Records for the task START
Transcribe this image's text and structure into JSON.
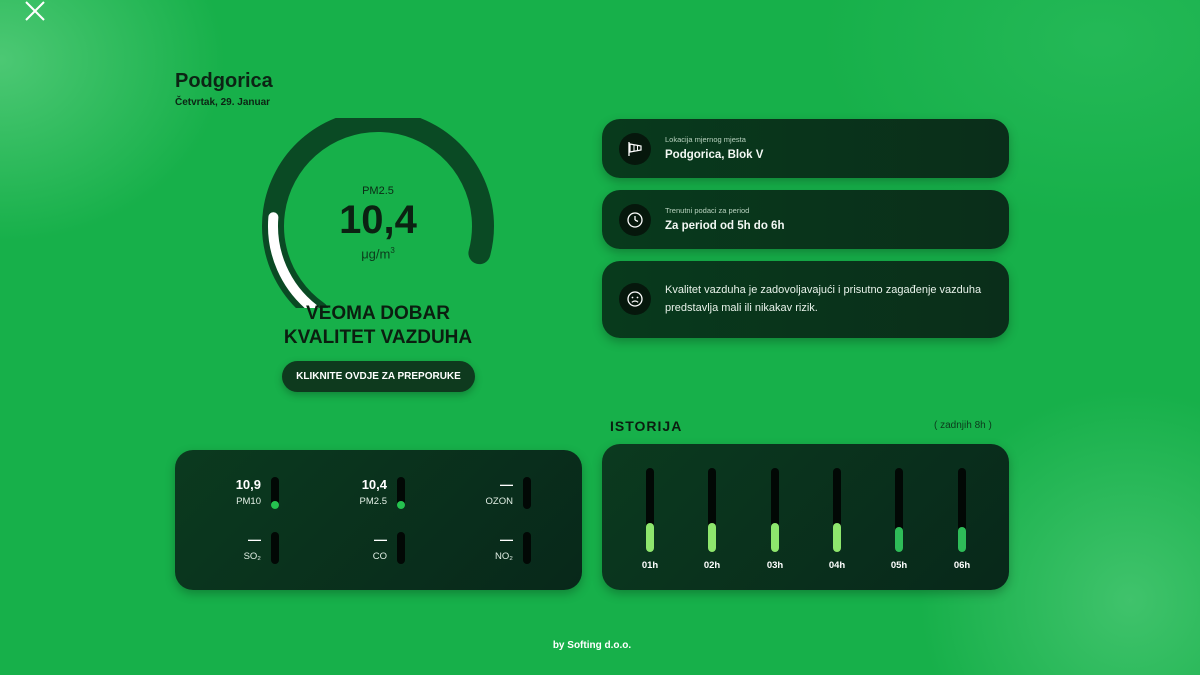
{
  "header": {
    "city": "Podgorica",
    "date": "Četvrtak, 29. Januar"
  },
  "gauge": {
    "pollutant": "PM2.5",
    "value": "10,4",
    "unit": "μg/m",
    "unit_sup": "3",
    "level_fraction": 0.23,
    "color": "#ffffff",
    "track_color": "#0a4a24"
  },
  "quality": {
    "line1": "VEOMA DOBAR",
    "line2": "KVALITET VAZDUHA"
  },
  "recommendations_button": "KLIKNITE OVDJE ZA PREPORUKE",
  "info_cards": [
    {
      "icon": "windsock-icon",
      "label": "Lokacija mjernog mjesta",
      "value": "Podgorica, Blok V"
    },
    {
      "icon": "clock-icon",
      "label": "Trenutni podaci za period",
      "value": "Za period od 5h do 6h"
    },
    {
      "icon": "face-icon",
      "description": "Kvalitet vazduha je zadovoljavajući i prisutno zagađenje vazduha predstavlja mali ili nikakav rizik."
    }
  ],
  "pollutants": [
    {
      "value": "10,9",
      "name": "PM10",
      "level": 0.1
    },
    {
      "value": "10,4",
      "name": "PM2.5",
      "level": 0.1
    },
    {
      "value": "—",
      "name": "OZON",
      "level": 0
    },
    {
      "value": "—",
      "name": "SO₂",
      "level": 0
    },
    {
      "value": "—",
      "name": "CO",
      "level": 0
    },
    {
      "value": "—",
      "name": "NO₂",
      "level": 0
    }
  ],
  "history": {
    "title": "ISTORIJA",
    "subtitle": "( zadnjih 8h )",
    "bars": [
      {
        "hour": "01h",
        "level": 0.35,
        "color": "#8ee66d"
      },
      {
        "hour": "02h",
        "level": 0.35,
        "color": "#8ee66d"
      },
      {
        "hour": "03h",
        "level": 0.35,
        "color": "#8ee66d"
      },
      {
        "hour": "04h",
        "level": 0.35,
        "color": "#8ee66d"
      },
      {
        "hour": "05h",
        "level": 0.3,
        "color": "#2ebc58"
      },
      {
        "hour": "06h",
        "level": 0.3,
        "color": "#2ebc58"
      }
    ]
  },
  "footer": "by Softing d.o.o."
}
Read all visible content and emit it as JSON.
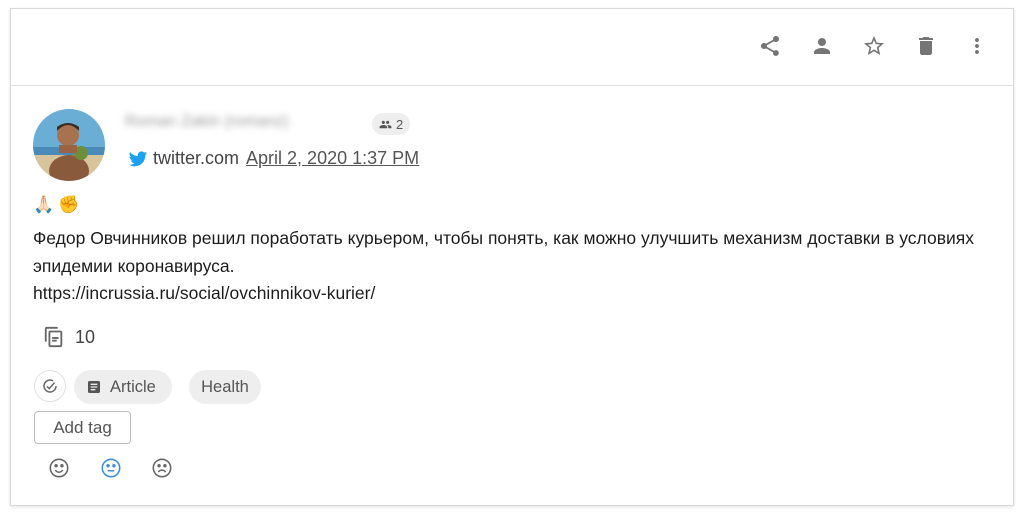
{
  "toolbar": {
    "actions": [
      {
        "icon": "share-icon"
      },
      {
        "icon": "person-icon"
      },
      {
        "icon": "star-icon"
      },
      {
        "icon": "trash-icon"
      },
      {
        "icon": "more-vert-icon"
      }
    ]
  },
  "post": {
    "author_name": "Roman Zakin (romanz)",
    "group_count": "2",
    "source_domain": "twitter.com",
    "date": "April 2, 2020 1:37 PM",
    "emojis": [
      "🙏🏻",
      "✊"
    ],
    "text": "Федор Овчинников решил поработать курьером, чтобы понять, как можно улучшить механизм доставки в условиях эпидемии коронавируса.",
    "link": "https://incrussia.ru/social/ovchinnikov-kurier/",
    "copies_count": "10"
  },
  "tags": {
    "category_label": "Article",
    "topic_label": "Health",
    "add_tag_label": "Add tag"
  },
  "sentiment": {
    "options": [
      "positive",
      "neutral",
      "negative"
    ],
    "selected": "neutral"
  },
  "colors": {
    "twitter_blue": "#1da1f2",
    "selected_sentiment": "#3b8fd9",
    "icon_gray": "#757575"
  }
}
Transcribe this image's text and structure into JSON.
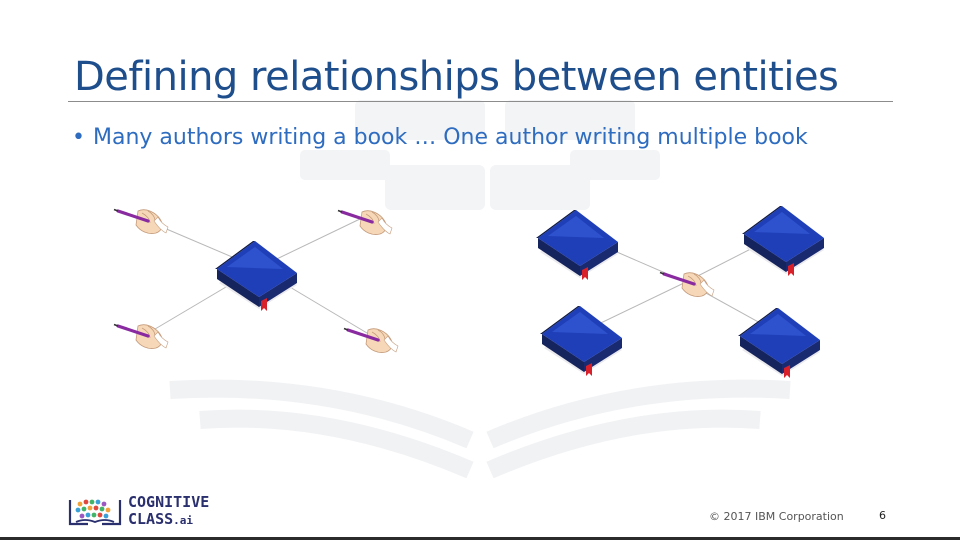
{
  "slide": {
    "title": "Defining relationships between entities",
    "bullet": "Many authors writing a book  …  One author writing multiple book",
    "bullet_marker": "•",
    "footer": {
      "logo_line1": "COGNITIVE",
      "logo_line2": "CLASS",
      "logo_suffix": ".ai",
      "copyright": "© 2017 IBM Corporation",
      "page_number": "6"
    }
  },
  "diagrams": {
    "left": {
      "hub": "book-icon",
      "spokes": [
        "writing-hand-icon",
        "writing-hand-icon",
        "writing-hand-icon",
        "writing-hand-icon"
      ]
    },
    "right": {
      "hub": "writing-hand-icon",
      "spokes": [
        "book-icon",
        "book-icon",
        "book-icon",
        "book-icon"
      ]
    }
  },
  "colors": {
    "title": "#1f4e8c",
    "bullet": "#2e6cc0",
    "book_cover": "#1f3fb8",
    "book_spine": "#16245e",
    "bookmark": "#d8202a",
    "pen": "#8a2aa0"
  }
}
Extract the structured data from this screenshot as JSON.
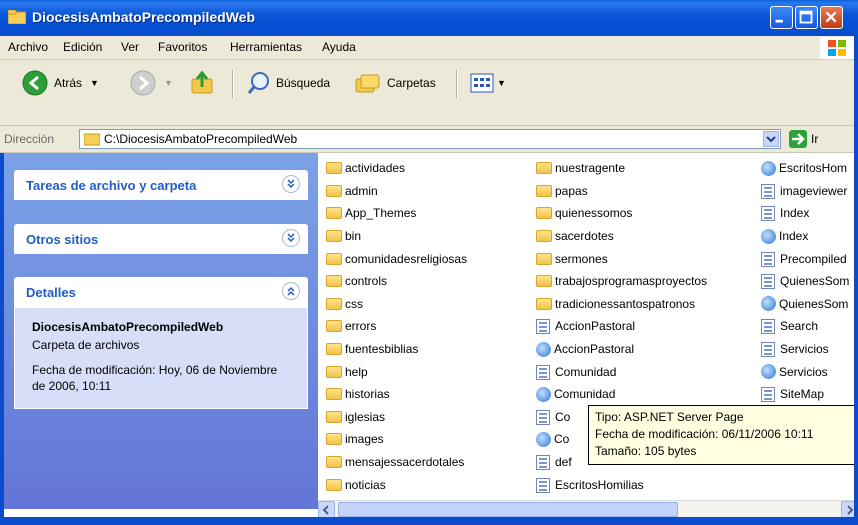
{
  "window": {
    "title": "DiocesisAmbatoPrecompiledWeb"
  },
  "menu": [
    "Archivo",
    "Edición",
    "Ver",
    "Favoritos",
    "Herramientas",
    "Ayuda"
  ],
  "toolbar": {
    "back_label": "Atrás",
    "search_label": "Búsqueda",
    "folders_label": "Carpetas"
  },
  "address": {
    "label": "Dirección",
    "value": "C:\\DiocesisAmbatoPrecompiledWeb",
    "go_label": "Ir"
  },
  "taskpane": {
    "panel1": "Tareas de archivo y carpeta",
    "panel2": "Otros sitios",
    "panel3": "Detalles",
    "details": {
      "name": "DiocesisAmbatoPrecompiledWeb",
      "type": "Carpeta de archivos",
      "modified": "Fecha de modificación: Hoy, 06 de Noviembre de 2006, 10:11"
    }
  },
  "files": {
    "col1": [
      "actividades",
      "admin",
      "App_Themes",
      "bin",
      "comunidadesreligiosas",
      "controls",
      "css",
      "errors",
      "fuentesbiblias",
      "help",
      "historias",
      "iglesias",
      "images",
      "mensajessacerdotales",
      "noticias"
    ],
    "col2": [
      {
        "name": "nuestragente",
        "kind": "folder"
      },
      {
        "name": "papas",
        "kind": "folder"
      },
      {
        "name": "quienessomos",
        "kind": "folder"
      },
      {
        "name": "sacerdotes",
        "kind": "folder"
      },
      {
        "name": "sermones",
        "kind": "folder"
      },
      {
        "name": "trabajosprogramasproyectos",
        "kind": "folder"
      },
      {
        "name": "tradicionessantospatronos",
        "kind": "folder"
      },
      {
        "name": "AccionPastoral",
        "kind": "doc"
      },
      {
        "name": "AccionPastoral",
        "kind": "ie"
      },
      {
        "name": "Comunidad",
        "kind": "doc"
      },
      {
        "name": "Comunidad",
        "kind": "ie"
      },
      {
        "name": "Co",
        "kind": "doc"
      },
      {
        "name": "Co",
        "kind": "ie"
      },
      {
        "name": "def",
        "kind": "doc"
      },
      {
        "name": "EscritosHomilias",
        "kind": "doc"
      }
    ],
    "col3": [
      {
        "name": "EscritosHom",
        "kind": "ie"
      },
      {
        "name": "imageviewer",
        "kind": "doc"
      },
      {
        "name": "Index",
        "kind": "doc"
      },
      {
        "name": "Index",
        "kind": "ie"
      },
      {
        "name": "Precompiled",
        "kind": "doc"
      },
      {
        "name": "QuienesSom",
        "kind": "doc"
      },
      {
        "name": "QuienesSom",
        "kind": "ie"
      },
      {
        "name": "Search",
        "kind": "doc"
      },
      {
        "name": "Servicios",
        "kind": "doc"
      },
      {
        "name": "Servicios",
        "kind": "ie"
      },
      {
        "name": "SiteMap",
        "kind": "doc"
      }
    ]
  },
  "tooltip": {
    "line1": "Tipo: ASP.NET Server Page",
    "line2": "Fecha de modificación: 06/11/2006 10:11",
    "line3": "Tamaño: 105 bytes"
  }
}
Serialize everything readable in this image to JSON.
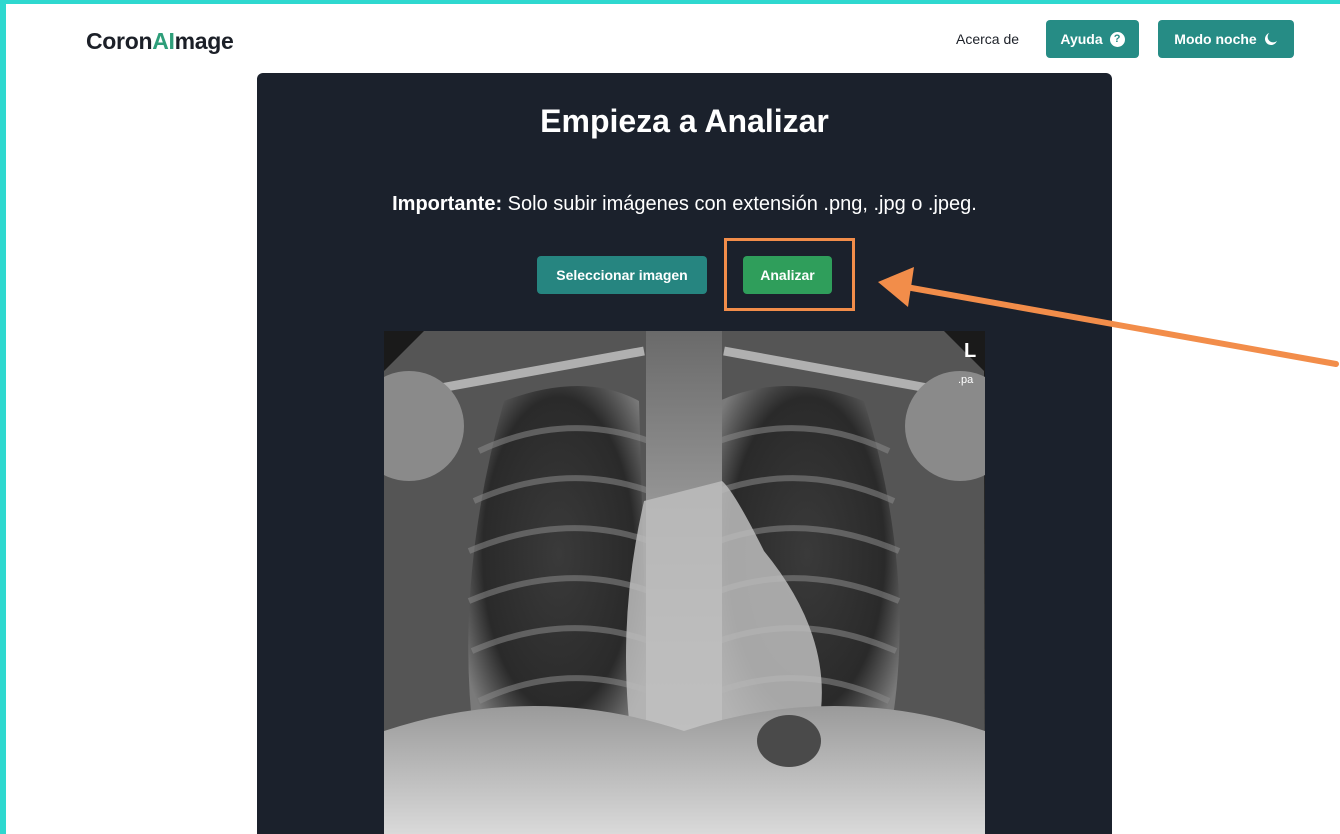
{
  "app": {
    "logo_pre": "Coron",
    "logo_ai": "AI",
    "logo_post": "mage",
    "accent_color": "#2ed8cf",
    "brand_color": "#268c85"
  },
  "nav": {
    "about_label": "Acerca de",
    "help_label": "Ayuda",
    "help_icon": "question-circle-icon",
    "night_label": "Modo noche",
    "night_icon": "moon-icon"
  },
  "main": {
    "title": "Empieza a Analizar",
    "notice_strong": "Importante:",
    "notice_text": "Solo subir imágenes con extensión .png, .jpg o .jpeg.",
    "select_label": "Seleccionar imagen",
    "analyze_label": "Analizar",
    "analyze_color": "#2f9e5b",
    "highlight_color": "#f28d4a"
  },
  "image": {
    "marker_letter": "L",
    "marker_sub": ".pa"
  }
}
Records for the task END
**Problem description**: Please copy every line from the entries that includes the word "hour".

**Solution**:
        "hour": "01h",
        "hour": "02h",
        "hour": "03h",
        "hour": "04h",
        "hour": "05h",
        "hour": "06h",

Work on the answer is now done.